Why is it in the news?
- The Global Positioning System (GPS) stands as a transformative force in modern technology, reshaping navigation for civilians, the military, and various industries.
- Its far-reaching impact extends from precise scientific applications to urban planning, offering a paradigm shift in our understanding of location and profoundly influencing our sense of place.
- The Global Positioning System (GPS) was initiated by the U.S. Department of Defence in 1973, and the first satellite was launched in 1978. The GPS satellite constellation comprises 24 satellites orbiting the Earth in six orbits. These satellites are strategically placed to ensure global coverage, with each satellite completing two orbits per day.
- The GPS system consists of three main components: the space segment, control segment, and user segment.
- Space Segment: This segment comprises the 24 satellites in orbit, ensuring that at least four satellites are visible from any point on Earth. The satellites continuously broadcast signals containing information about their location, operational status, and the time of signal emission.
- Control Segment: The control segment involves a global network of ground-based control stations and antennae. These stations track the satellites, monitor their performance, and transmit commands to ensure the system’s accuracy and reliability. The master control station is located at Schriever Air Force Base in Colorado, with an alternate station at Vandenberg Air Force Base in California.

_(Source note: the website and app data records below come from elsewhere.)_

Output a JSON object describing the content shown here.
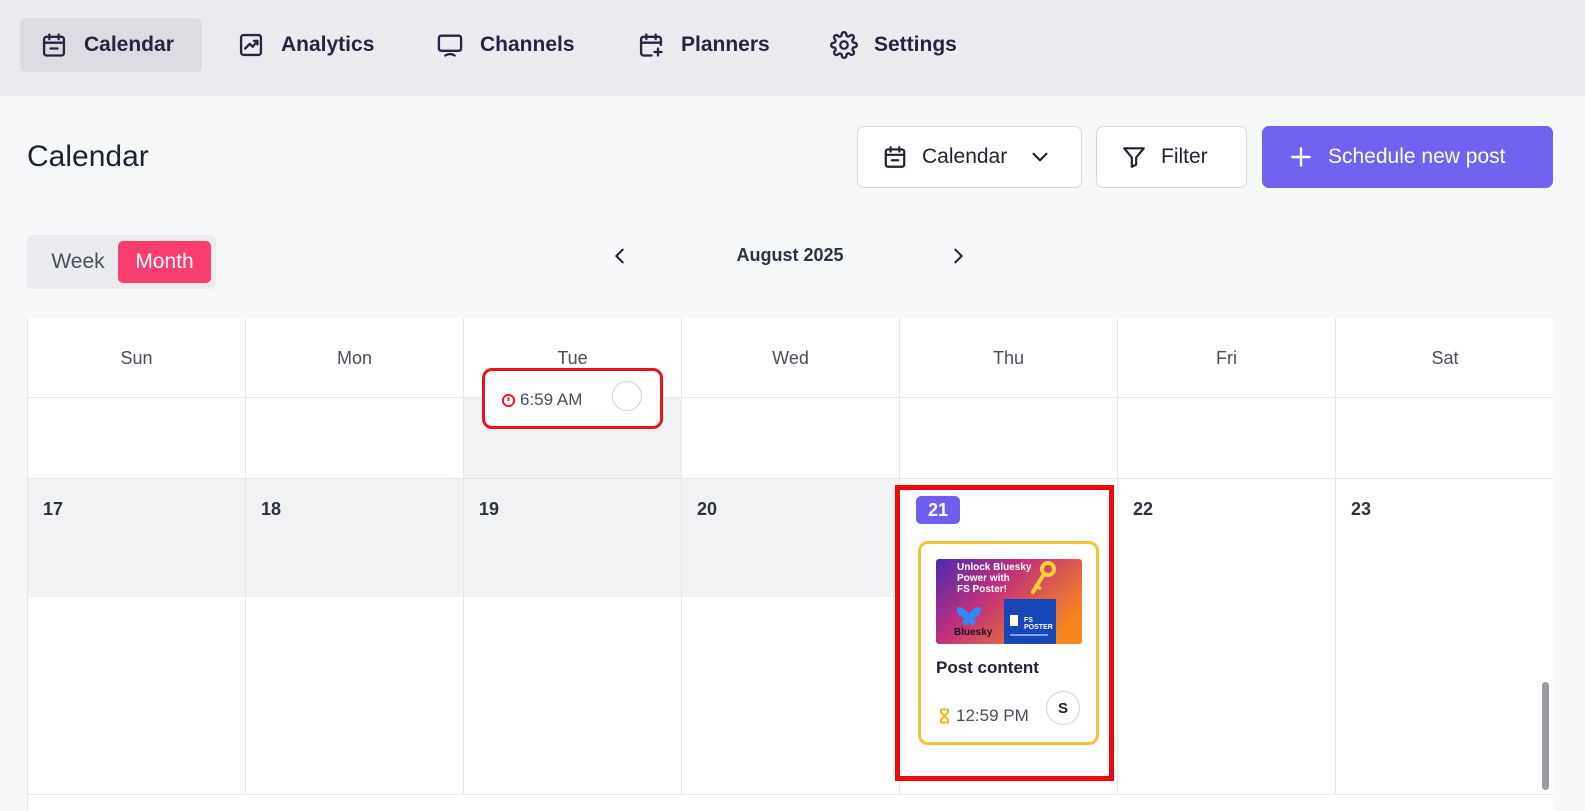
{
  "nav": {
    "items": [
      {
        "label": "Calendar",
        "icon": "calendar-icon",
        "active": true
      },
      {
        "label": "Analytics",
        "icon": "chart-icon",
        "active": false
      },
      {
        "label": "Channels",
        "icon": "monitor-icon",
        "active": false
      },
      {
        "label": "Planners",
        "icon": "calendar-plus-icon",
        "active": false
      },
      {
        "label": "Settings",
        "icon": "gear-icon",
        "active": false
      }
    ]
  },
  "header": {
    "title": "Calendar",
    "view_select_label": "Calendar",
    "filter_label": "Filter",
    "schedule_label": "Schedule new post"
  },
  "toolbar": {
    "week_label": "Week",
    "month_label": "Month",
    "active_view": "Month",
    "period_label": "August 2025"
  },
  "calendar": {
    "weekdays": [
      "Sun",
      "Mon",
      "Tue",
      "Wed",
      "Thu",
      "Fri",
      "Sat"
    ],
    "days": [
      "17",
      "18",
      "19",
      "20",
      "21",
      "22",
      "23"
    ],
    "today": "21",
    "partial_post": {
      "time": "6:59 AM",
      "status": "error"
    },
    "post": {
      "title": "Post content",
      "time": "12:59 PM",
      "avatar_initial": "S",
      "status": "scheduled"
    }
  },
  "thumbnail": {
    "headline_line1": "Unlock Bluesky",
    "headline_line2": "Power with",
    "headline_line3": "FS Poster!",
    "brand_left": "Bluesky",
    "brand_right_line1": "FS",
    "brand_right_line2": "POSTER"
  },
  "colors": {
    "accent": "#7262f0",
    "month_toggle": "#fa3d6f",
    "highlight": "#ee0a0a",
    "scheduled_border": "#f6c23e",
    "error": "#e8141a"
  }
}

- User Segment: This segment involves the use of GPS in various sectors and applications, including agriculture, construction, logistics, military operations, and more. The user segment encompasses the devices and applications that leverage GPS data for navigation and positioning.
How GPS Works

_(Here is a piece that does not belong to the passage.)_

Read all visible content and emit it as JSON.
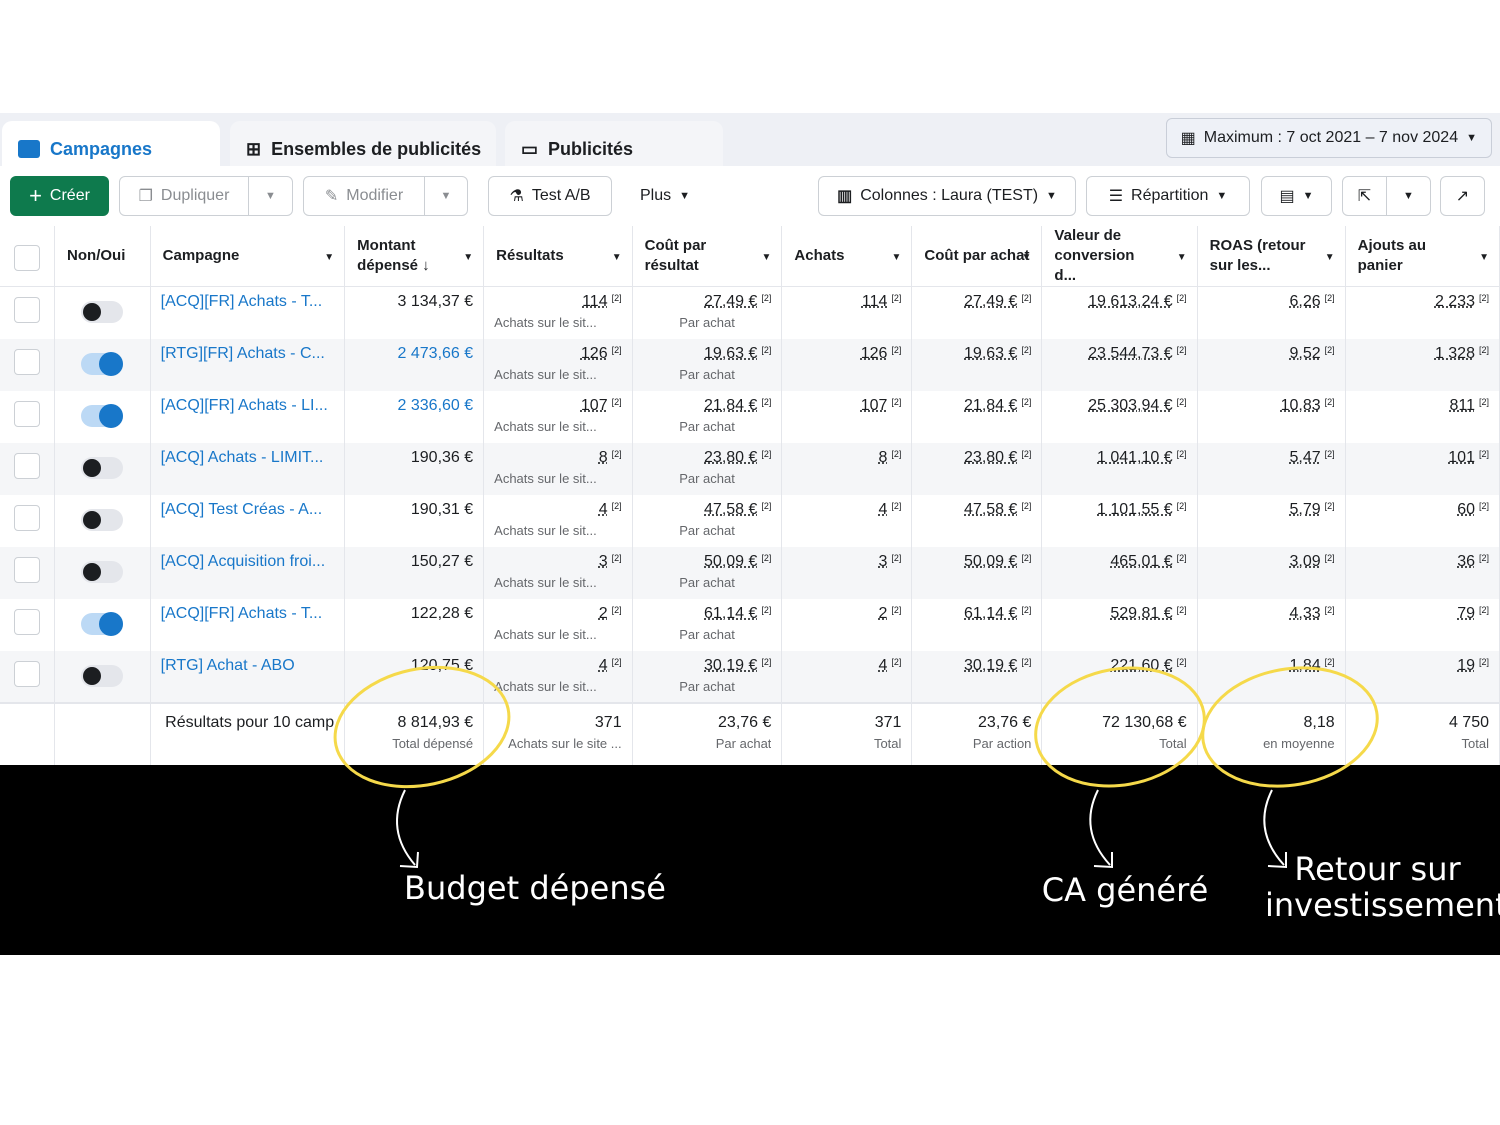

- Satellite Signals: Each GPS satellite continuously broadcasts radio signals at specific frequencies, namely L1 (1,575.42 MHz) and L2 (1,227.6 MHz). These signals include information about the satellite’s location, operational status, and the time at which the signal is emitted.
- Receiver Calculation: A GPS receiver, such as the one in your smartphone, picks up these signals. By calculating the precise distance from at least four satellites, the receiver can triangulate its position in four dimensions (three in space and one in time relative to the satellite clock).

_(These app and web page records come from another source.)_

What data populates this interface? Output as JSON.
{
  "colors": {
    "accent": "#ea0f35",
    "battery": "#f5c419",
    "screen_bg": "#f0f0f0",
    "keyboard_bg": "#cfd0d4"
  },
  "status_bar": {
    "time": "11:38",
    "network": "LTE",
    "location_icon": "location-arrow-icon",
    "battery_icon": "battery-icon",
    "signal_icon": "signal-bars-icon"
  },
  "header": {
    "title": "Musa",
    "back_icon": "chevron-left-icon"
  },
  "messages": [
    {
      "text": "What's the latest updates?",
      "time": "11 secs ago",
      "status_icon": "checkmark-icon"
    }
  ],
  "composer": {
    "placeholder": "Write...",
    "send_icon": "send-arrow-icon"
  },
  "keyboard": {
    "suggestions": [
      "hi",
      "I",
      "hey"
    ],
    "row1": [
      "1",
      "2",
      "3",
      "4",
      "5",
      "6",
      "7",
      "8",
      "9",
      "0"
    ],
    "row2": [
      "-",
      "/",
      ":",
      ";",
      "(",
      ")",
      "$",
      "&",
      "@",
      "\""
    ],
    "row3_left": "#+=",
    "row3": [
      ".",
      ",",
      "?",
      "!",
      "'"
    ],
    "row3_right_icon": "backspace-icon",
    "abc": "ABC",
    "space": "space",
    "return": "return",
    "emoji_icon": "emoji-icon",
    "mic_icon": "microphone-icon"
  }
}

- Signal Travel Time: The distance is determined by the speed of light and the signal’s travel time. The signal’s travel time is the difference between the time on the receiver’s clock and the time at which the signal was emitted.
- To ensure accuracy, adjustments are made for factors such as the weaker gravitational potential around the satellites, which causes their onboard clocks to run slightly faster than those on the ground. Both the general and special theories of relativity are considered in these adjustments.
- To maintain accurate timekeeping, each satellite is equipped with an atomic clock. Atomic clocks exploit the resonant frequency of electrons around atoms to measure time precisely. The clocks on modern GPS satellites are synchronized to within 10 nanoseconds of each other and with ground reference clocks.
|Global Navigation Satellite Systems (GNSS)
· Other countries operate GNSS systems, including Australia, China, the European Union, India, Japan, South Korea, Russia, and the UK. These systems, such as GLONASS, Galileo, and BeiDou, are part of international cooperation efforts to ensure compatibility and mutual benefit.
India’s Navigation Systems
· India’s own Navigation with Indian Constellation (NavIC) consists of seven satellites, utilizing rubidium atomic clocks and operating in multiple frequency bands. The system facilitates ground-based navigation.
· India also operates the GPS-Aided Geo Augmented Navigation (GAGAN) system, developed by the Indian Space Research Organisation (ISRO) and the Airports Authority of India. GAGAN primarily serves safety-of-life civil aviation applications in Indian airspace.